Task prompt
Your response should consist solely of the lines from the one containing "Convert this screenshot" through the end of the data, copied exactly.

(Dataset entries)

- Opening Delimiter -

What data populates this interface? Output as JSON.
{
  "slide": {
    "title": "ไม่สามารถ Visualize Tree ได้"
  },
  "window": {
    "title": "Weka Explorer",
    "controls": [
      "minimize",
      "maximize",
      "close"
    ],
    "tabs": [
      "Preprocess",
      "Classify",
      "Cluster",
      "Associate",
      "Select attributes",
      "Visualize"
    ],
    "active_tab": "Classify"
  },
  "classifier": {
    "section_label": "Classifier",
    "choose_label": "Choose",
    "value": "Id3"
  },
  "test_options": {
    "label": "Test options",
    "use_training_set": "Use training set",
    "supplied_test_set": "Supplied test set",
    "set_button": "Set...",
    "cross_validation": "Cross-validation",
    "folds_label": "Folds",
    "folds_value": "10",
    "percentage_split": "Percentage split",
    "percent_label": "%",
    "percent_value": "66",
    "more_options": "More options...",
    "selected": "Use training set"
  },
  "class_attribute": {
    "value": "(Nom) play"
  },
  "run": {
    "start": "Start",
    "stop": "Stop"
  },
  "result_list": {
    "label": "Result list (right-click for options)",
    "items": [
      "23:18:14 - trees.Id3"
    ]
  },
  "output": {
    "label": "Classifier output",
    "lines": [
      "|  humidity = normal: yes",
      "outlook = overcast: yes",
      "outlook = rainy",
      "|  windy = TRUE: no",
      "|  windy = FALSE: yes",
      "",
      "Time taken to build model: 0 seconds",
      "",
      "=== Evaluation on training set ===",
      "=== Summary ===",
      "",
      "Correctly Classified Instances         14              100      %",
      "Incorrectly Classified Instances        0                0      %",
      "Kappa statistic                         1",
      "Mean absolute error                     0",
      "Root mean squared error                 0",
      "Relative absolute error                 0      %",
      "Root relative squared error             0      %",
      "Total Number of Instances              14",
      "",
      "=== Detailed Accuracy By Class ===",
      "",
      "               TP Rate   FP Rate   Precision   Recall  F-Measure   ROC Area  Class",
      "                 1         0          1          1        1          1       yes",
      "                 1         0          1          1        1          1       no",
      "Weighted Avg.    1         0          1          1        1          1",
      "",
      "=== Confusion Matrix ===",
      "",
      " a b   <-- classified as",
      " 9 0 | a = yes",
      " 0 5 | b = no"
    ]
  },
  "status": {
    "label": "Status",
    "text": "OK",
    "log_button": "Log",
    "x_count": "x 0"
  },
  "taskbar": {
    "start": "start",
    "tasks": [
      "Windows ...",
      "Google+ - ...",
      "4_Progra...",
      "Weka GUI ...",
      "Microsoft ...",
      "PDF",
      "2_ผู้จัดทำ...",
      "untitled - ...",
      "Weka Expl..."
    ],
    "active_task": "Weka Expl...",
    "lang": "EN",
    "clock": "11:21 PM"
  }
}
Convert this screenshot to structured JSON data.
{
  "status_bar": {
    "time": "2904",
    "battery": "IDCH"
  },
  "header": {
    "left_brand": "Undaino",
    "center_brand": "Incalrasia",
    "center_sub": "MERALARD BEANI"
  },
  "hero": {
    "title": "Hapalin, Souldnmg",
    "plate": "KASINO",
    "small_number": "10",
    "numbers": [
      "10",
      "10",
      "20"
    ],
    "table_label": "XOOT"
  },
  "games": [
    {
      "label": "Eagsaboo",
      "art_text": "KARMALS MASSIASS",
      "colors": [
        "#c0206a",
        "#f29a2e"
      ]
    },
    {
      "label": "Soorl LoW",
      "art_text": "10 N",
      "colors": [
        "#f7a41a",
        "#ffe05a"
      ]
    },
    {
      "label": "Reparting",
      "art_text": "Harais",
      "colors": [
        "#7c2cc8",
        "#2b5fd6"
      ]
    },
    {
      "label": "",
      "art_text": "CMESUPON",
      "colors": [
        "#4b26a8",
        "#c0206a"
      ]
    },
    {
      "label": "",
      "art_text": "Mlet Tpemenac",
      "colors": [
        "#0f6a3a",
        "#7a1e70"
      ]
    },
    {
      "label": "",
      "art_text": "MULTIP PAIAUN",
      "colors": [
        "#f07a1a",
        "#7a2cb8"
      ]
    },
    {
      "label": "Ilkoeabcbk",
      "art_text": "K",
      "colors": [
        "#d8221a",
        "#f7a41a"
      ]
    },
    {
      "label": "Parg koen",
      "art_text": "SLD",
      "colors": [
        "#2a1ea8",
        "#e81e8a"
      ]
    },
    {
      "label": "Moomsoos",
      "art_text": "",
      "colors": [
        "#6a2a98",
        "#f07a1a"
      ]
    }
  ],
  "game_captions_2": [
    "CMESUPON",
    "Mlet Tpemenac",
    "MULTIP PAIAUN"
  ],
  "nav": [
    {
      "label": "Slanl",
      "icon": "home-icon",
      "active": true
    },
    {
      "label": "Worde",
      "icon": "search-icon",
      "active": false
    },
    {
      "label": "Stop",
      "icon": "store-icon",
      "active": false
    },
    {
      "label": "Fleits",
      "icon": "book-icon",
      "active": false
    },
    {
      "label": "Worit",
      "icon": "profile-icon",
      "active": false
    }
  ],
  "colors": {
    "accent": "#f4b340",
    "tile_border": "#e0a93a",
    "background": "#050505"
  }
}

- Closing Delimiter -

Exercise result
Convert this screenshot to structured JSON data.
{
  "status_bar": {
    "time": "2904",
    "battery": "IDCH"
  },
  "header": {
    "left_brand": "Undaino",
    "center_brand": "Incalrasia",
    "center_sub": "MERALARD BEANI"
  },
  "hero": {
    "title": "Hapalin, Souldnmg",
    "plate": "KASINO",
    "small_number": "10",
    "numbers": [
      "10",
      "10",
      "20"
    ],
    "table_label": "XOOT"
  },
  "games": [
    {
      "label": "Eagsaboo",
      "art_text": "KARMALS MASSIASS",
      "colors": [
        "#c0206a",
        "#f29a2e"
      ]
    },
    {
      "label": "Soorl LoW",
      "art_text": "10 N",
      "colors": [
        "#f7a41a",
        "#ffe05a"
      ]
    },
    {
      "label": "Reparting",
      "art_text": "Harais",
      "colors": [
        "#7c2cc8",
        "#2b5fd6"
      ]
    },
    {
      "label": "",
      "art_text": "CMESUPON",
      "colors": [
        "#4b26a8",
        "#c0206a"
      ]
    },
    {
      "label": "",
      "art_text": "Mlet Tpemenac",
      "colors": [
        "#0f6a3a",
        "#7a1e70"
      ]
    },
    {
      "label": "",
      "art_text": "MULTIP PAIAUN",
      "colors": [
        "#f07a1a",
        "#7a2cb8"
      ]
    },
    {
      "label": "Ilkoeabcbk",
      "art_text": "K",
      "colors": [
        "#d8221a",
        "#f7a41a"
      ]
    },
    {
      "label": "Parg koen",
      "art_text": "SLD",
      "colors": [
        "#2a1ea8",
        "#e81e8a"
      ]
    },
    {
      "label": "Moomsoos",
      "art_text": "",
      "colors": [
        "#6a2a98",
        "#f07a1a"
      ]
    }
  ],
  "game_captions_2": [
    "CMESUPON",
    "Mlet Tpemenac",
    "MULTIP PAIAUN"
  ],
  "nav": [
    {
      "label": "Slanl",
      "icon": "home-icon",
      "active": true
    },
    {
      "label": "Worde",
      "icon": "search-icon",
      "active": false
    },
    {
      "label": "Stop",
      "icon": "store-icon",
      "active": false
    },
    {
      "label": "Fleits",
      "icon": "book-icon",
      "active": false
    },
    {
      "label": "Worit",
      "icon": "profile-icon",
      "active": false
    }
  ],
  "colors": {
    "accent": "#f4b340",
    "tile_border": "#e0a93a",
    "background": "#050505"
  }
}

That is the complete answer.